[Interface dataset entries]
^^^^

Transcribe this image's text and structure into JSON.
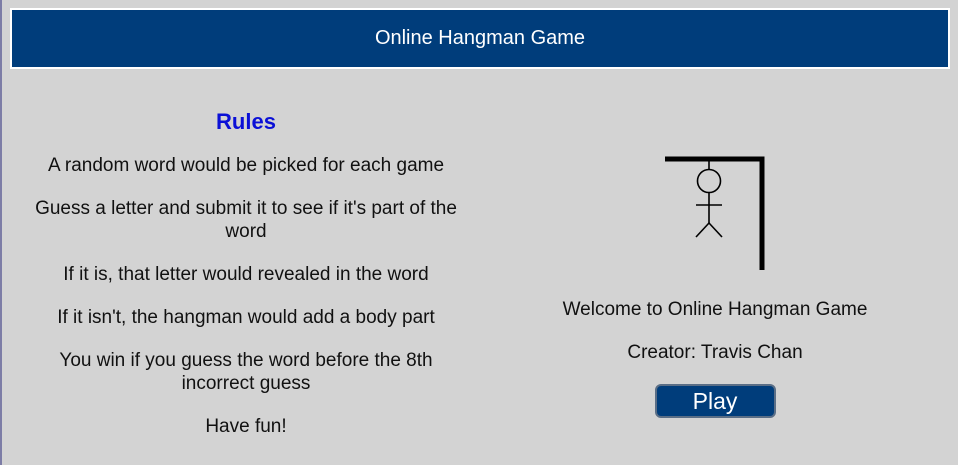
{
  "header": {
    "title": "Online Hangman Game"
  },
  "rules": {
    "title": "Rules",
    "items": [
      "A random word would be picked for each game",
      "Guess a letter and submit it to see if it's part of the word",
      "If it is, that letter would revealed in the word",
      "If it isn't, the hangman would add a body part",
      "You win if you guess the word before the 8th incorrect guess",
      "Have fun!"
    ]
  },
  "intro": {
    "welcome": "Welcome to Online Hangman Game",
    "creator": "Creator: Travis Chan",
    "play_label": "Play"
  },
  "colors": {
    "background": "#d3d3d3",
    "header": "#003d7b",
    "rules_title": "#0b10d6",
    "button": "#003d7b"
  },
  "icons": {
    "gallows": "hangman-gallows-icon"
  }
}
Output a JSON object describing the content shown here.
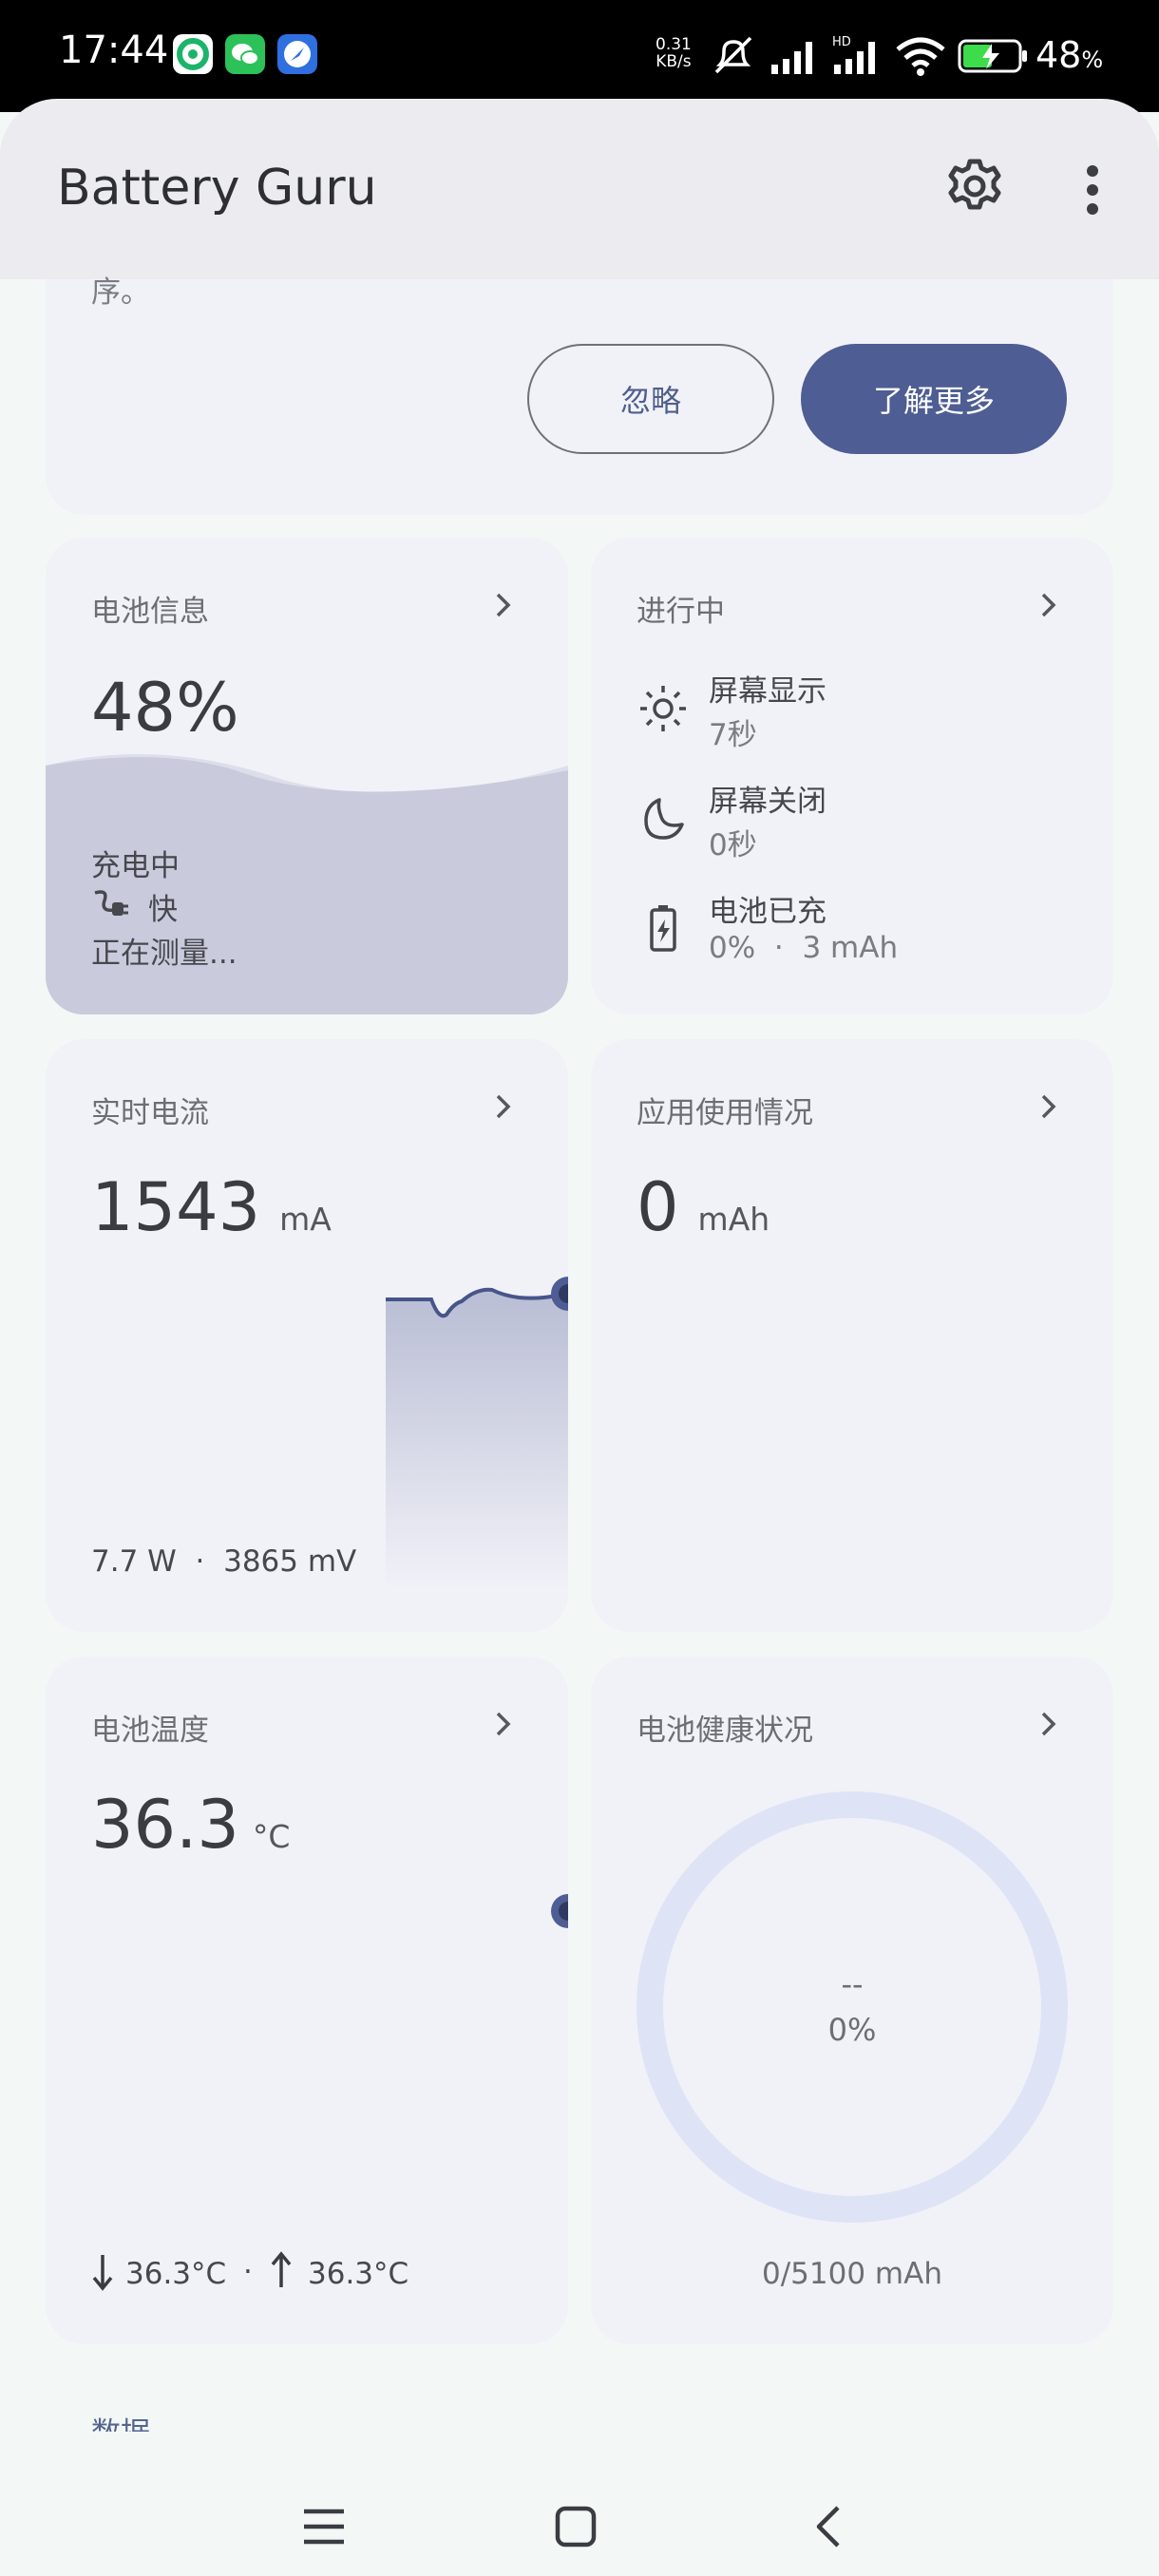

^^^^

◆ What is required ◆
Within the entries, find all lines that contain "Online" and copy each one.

◆ Task response ◆
    "title": "Online Hangman Game"
    "welcome": "Welcome to Online Hangman Game",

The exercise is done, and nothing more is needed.